- [00:20:49] Shelton: Yes. And I have been asked that question and, um, so books, one, two, three, and four were all written before I launched Icarus consulting, but I continue to publish articles. Um, and, and share those. And I’ve been asked aren’t you afraid and, and the sort of people that would be put off by authenticity, vulnerability, transparency, uh, diversity, equality, equity. [00:21:20] They don’t want, they don’t want me as a consultant anyway. They really don’t. And that that’s fine. Um, but I do need to give credit where credit is due. Um, my, my I’ve got a jumpstart toward this evolution. I again, another former student of mine who wrote a book, um, that was very vulnerable.

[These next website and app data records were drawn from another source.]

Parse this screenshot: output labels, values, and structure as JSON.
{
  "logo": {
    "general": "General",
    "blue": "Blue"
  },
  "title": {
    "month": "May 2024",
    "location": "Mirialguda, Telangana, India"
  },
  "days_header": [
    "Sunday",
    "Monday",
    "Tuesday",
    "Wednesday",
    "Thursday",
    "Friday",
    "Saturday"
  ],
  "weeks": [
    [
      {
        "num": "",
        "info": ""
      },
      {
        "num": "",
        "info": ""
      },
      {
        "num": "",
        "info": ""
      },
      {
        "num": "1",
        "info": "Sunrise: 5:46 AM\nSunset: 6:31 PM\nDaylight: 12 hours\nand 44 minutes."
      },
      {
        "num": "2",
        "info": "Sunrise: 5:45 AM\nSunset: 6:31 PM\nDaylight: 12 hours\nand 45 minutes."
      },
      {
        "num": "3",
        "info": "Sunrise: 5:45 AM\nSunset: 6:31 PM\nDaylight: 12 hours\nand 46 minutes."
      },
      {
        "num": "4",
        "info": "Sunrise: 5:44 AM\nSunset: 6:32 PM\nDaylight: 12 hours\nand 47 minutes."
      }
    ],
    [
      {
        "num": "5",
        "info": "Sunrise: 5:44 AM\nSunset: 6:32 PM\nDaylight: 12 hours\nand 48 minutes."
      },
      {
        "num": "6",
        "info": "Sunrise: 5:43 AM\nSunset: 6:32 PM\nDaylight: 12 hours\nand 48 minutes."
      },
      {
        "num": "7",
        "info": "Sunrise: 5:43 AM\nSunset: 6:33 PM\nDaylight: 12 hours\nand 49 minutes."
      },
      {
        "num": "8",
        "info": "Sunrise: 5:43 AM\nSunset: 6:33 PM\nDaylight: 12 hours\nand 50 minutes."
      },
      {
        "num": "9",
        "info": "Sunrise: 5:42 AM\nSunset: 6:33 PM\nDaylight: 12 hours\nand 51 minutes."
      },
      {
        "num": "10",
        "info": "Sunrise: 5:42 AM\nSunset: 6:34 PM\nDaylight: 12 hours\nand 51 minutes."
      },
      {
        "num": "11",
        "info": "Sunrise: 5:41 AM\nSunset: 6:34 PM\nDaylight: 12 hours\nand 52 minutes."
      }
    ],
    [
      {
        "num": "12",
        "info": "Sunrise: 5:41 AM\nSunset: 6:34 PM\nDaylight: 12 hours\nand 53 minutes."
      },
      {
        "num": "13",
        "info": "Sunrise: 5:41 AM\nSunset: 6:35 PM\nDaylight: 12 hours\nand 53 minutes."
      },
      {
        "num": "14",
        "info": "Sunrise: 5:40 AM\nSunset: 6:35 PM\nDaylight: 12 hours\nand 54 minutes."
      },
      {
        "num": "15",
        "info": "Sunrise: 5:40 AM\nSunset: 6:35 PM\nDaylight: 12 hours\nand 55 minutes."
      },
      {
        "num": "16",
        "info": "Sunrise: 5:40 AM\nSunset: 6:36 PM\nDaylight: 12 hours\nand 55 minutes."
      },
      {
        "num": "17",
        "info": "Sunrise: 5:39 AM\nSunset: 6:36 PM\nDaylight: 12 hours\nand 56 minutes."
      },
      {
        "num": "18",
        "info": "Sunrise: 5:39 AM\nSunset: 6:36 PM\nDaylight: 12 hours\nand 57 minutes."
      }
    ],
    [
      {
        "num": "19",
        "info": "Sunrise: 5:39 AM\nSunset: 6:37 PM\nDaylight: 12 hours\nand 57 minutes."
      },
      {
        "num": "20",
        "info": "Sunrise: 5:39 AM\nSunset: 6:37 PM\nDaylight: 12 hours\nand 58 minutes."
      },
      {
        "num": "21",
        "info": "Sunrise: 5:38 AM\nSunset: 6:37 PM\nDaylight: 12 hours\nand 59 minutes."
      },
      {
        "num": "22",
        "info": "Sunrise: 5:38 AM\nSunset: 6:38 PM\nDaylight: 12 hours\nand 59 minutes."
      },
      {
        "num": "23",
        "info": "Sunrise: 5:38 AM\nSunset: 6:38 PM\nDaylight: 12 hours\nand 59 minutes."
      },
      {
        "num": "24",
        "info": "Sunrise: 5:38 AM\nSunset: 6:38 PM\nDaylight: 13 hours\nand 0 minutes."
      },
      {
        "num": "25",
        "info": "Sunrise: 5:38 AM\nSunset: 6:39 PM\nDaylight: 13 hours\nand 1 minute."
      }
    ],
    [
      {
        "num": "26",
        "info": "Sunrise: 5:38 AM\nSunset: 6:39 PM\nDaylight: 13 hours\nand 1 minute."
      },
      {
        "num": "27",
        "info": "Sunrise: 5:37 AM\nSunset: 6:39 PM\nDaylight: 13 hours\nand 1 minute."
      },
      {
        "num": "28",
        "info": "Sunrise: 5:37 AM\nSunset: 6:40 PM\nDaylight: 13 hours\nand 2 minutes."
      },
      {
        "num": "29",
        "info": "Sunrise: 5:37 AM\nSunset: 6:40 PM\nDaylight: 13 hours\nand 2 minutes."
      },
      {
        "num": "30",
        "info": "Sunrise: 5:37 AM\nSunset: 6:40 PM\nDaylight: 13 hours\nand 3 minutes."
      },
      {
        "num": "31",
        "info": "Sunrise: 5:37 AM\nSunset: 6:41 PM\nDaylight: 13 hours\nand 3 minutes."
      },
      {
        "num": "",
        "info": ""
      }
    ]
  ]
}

And she asked me to write the forward. [00:21:43] And this is a, this, this is a book that is coming out of the me too movement, where she felt the book is called champions. Don’t tell. And it’s written by, uh, Jill, Jordan Green, and she, she shares the story. She shares her [00:22:00] story and the stories of six other women. Who suffered, um, mentally mental, emotional and physical abuse while working in corporate America.
- [00:27:15] Shelton: That’s not that much of a stretch guys, you know, regardless of race or orientation or identity or gender or age, it’s not that stretch to say I’m a human being I’m entitled to, to be treated with dignity and respect. I’m going to treat you like that. You treat me like that. Can we just. Get that let’s get away from the buzzwords. [00:27:38] Let’s get away from diversity and equity and inclusion and block, which Pete knows. Most people don’t know what they mean anyway, but everybody knows what compassion is. Everybody knows what civility is. And Lord knows if you had a grandmama like I did, who peaked the snot out of me when I did something stupid. [00:27:59] Everybody [00:28:00] knows what common sense is. Can we just let’s move beyond inclusion. Let’s find compassion. That’s find stability, enlist, find common sense. That’s my, that’s my current project.
- [00:33:44] Shelton: Don’t worry about what your book cover is going to look like. Don’t worry about what somebody going to think. Don’t worry about how much money you’re going to make. Don’t worry about how you’re going to market it. Just get the ideas out of your mind on a piece of paper.